And very importantly, if the storm weakens over the gulf, it will grow larger and still produce a life-threatening storm surge on the Florida gulf coast. The larger the storm physically, the more it will push water from the gulf onto land. Additionally, Ian’s forward speed should slow significantly, which would also produce a higher storm surge.
The threat is NOT over for Tampa Bay or anywhere else from Southwest Florida to the Panhandle. Spread that word.
The National Hurricane Center’s forecast cone is a compromise between these unusually divergent tracks. This implies that the uncertainty of current forecasts is extremely high. Until this uncertainty is resolved, everyone should remain vigilant and pay attention to their local officials, who are responsible for keeping everyone safe.
NOAA and the National Weather Service are using every tool available to provide further clarity, and they will continue to do all they can over the next few days. Normally, their best technique is to collect additional atmospheric data around the storm and across the United States to ensure computer forecast models receive as much detailed information as possible. Often the additional data brings the different models closer together. But it hasn’t happened yet.

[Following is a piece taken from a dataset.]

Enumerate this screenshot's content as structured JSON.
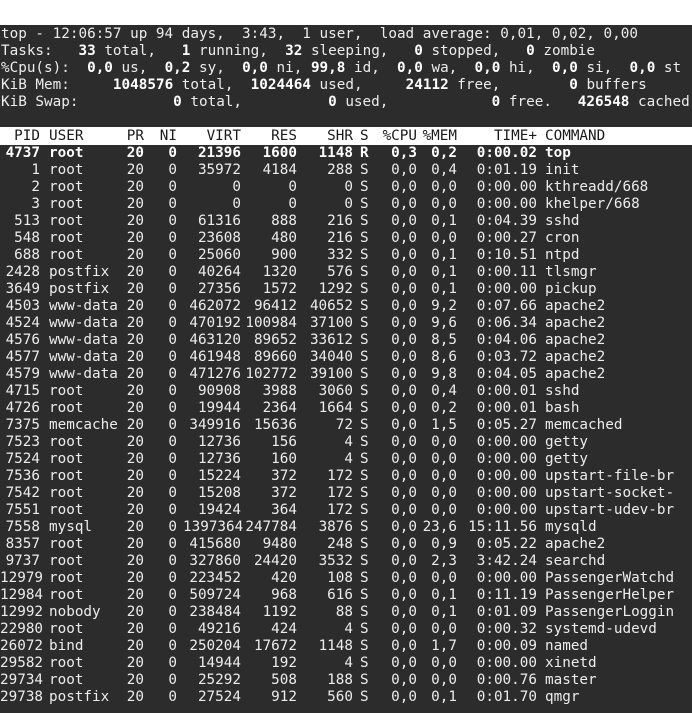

Even if the forecasts line up better, they will never be perfect. A Category 3 or 4 storm in the Gulf is an extremely dangerous scenario. Either way, it will be felt one way or another from the Keys to the Panhandle. It is essential that everyone stays informed. As we have seen, forecasts can suddenly change.
The other Atlantic systems are inconsequential, and nothing else appears in sight this week.